Change the canvas size for all the jpgs to 1400 x 1000 pixels
Send to Lab
Detailed Instructions for Machine Printing on 5 x 7 Paper
I know you are a clever reader and don’t need to be told all required mouse clicks.
Using Lightroom create the collection of candidates
Within the collection, rotate all vertical photos so that every photo in the collection now appears horizontal
Assume the photos will be printed at 200 dpi and there will be ¼ inch border around the photo. Each photo will be printed 1300 pixels wide (6.5 x 200)
Select all photos in the collection and export to the working directory of your choice. The key export settings for this exercise are under “Image Sizing”. Check Resize to Fit; Choose Long Edge; Leave Don’t Enlarge unchecked; Choose 6.5 in; Set Resolution to 200 pixels per inch

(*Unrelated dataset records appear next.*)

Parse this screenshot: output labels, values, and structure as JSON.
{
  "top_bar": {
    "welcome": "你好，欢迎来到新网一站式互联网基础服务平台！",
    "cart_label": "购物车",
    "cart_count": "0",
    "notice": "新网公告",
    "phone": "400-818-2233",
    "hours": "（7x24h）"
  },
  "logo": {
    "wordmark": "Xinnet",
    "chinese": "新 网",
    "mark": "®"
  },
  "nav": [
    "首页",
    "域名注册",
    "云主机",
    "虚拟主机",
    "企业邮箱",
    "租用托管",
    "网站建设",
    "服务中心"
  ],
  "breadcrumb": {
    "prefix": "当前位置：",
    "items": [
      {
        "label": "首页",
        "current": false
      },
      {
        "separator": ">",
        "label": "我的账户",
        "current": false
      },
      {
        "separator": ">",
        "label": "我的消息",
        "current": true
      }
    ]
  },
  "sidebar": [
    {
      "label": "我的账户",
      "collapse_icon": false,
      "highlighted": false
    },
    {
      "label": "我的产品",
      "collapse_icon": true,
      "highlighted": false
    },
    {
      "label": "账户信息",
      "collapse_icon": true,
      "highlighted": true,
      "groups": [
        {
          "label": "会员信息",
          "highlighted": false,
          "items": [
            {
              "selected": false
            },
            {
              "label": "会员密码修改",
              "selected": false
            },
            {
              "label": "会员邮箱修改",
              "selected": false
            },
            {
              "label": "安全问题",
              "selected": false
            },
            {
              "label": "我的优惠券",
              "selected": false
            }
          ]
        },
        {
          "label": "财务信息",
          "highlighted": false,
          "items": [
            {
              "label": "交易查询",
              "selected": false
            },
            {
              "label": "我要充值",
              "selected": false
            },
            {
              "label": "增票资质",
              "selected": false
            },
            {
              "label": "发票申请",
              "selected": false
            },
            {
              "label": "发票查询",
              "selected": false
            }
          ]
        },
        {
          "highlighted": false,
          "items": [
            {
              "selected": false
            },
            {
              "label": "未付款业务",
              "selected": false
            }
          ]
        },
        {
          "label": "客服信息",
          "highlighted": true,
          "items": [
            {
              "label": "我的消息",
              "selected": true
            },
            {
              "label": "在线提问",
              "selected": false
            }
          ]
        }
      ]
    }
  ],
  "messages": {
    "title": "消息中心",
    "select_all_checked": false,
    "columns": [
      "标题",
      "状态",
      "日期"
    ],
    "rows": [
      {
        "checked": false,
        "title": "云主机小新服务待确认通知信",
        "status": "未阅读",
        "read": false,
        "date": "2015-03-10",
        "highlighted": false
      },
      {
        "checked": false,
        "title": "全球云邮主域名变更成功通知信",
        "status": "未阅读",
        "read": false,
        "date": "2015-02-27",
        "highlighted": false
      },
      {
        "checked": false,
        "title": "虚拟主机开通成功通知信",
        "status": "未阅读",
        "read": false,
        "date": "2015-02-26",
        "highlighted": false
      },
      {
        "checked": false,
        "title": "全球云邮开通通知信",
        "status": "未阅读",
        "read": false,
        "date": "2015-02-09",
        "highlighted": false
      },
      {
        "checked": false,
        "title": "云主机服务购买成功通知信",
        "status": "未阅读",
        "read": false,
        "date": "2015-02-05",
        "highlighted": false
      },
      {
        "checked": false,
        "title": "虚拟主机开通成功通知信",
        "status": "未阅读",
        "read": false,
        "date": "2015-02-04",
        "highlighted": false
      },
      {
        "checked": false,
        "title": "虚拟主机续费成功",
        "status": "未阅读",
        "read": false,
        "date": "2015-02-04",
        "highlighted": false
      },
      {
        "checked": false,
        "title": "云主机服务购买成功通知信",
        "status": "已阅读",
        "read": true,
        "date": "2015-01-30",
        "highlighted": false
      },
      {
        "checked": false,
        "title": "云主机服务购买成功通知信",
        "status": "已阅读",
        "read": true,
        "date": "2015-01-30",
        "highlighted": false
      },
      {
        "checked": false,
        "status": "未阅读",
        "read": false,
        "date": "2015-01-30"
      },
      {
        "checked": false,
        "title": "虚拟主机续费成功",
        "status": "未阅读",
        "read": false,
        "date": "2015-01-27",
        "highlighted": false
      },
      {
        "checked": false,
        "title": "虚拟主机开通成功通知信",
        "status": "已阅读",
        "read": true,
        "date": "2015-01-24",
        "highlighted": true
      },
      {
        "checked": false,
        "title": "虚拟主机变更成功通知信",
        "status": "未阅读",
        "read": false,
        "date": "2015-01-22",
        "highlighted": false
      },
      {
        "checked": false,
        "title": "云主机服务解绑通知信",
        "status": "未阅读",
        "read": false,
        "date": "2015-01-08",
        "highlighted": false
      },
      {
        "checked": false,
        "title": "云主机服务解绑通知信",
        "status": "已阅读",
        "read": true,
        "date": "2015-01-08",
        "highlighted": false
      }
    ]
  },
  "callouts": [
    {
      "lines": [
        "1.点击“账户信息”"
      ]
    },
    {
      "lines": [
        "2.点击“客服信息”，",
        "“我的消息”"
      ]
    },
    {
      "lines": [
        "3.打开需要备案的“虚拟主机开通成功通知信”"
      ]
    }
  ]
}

Aside: PC users, you will need a copy of Irfanview (www.irfanview.com). If you don’t have a copy of it already, please explain why. Sorry Mac Users, I don’t know the iOS equivalent.
Now we get clever or at least mildly entertaining
Open Irfanview and click on the menu item under File labeled Batch Conversion / Rename
Add all the files you exported, which are now in the working directory (step 4), to the “Input Files” area
Near the top right of your Irfanview screen, check “Use Advanced Options“ and click the “Advanced” button
Somewhere near the bottom of the middle column, check “Canvas Size” and click the “Settings” button
Set the canvas size to 1400 pixels wide and 1000 pixels high
Click the “Center” radio button.
Click Ok to return to the batch processing screen and click OK again to return to the main screen
Click the “Start Batch” button
You now have all your photos sized for printing on 5 x 7 paper in a way that the printing machine won’t mess with your carefully considered original framing
I will be going with Costco, because at ca 0.39 / photo I can’t print that cheap
Strew photos across the floor while listening to Coltrane, possibly “Kind of Blue”
I have now completed 2 iterations of a photo book for family members. They are now in appreciative hands. The working world continues to go well, and is at times mentally exhausting. Today though is a day off, which means I was up early enough to photograph the dawn. I was also up bright and early Saturday morning. The first photo is from Saturday and the other two are from this morning.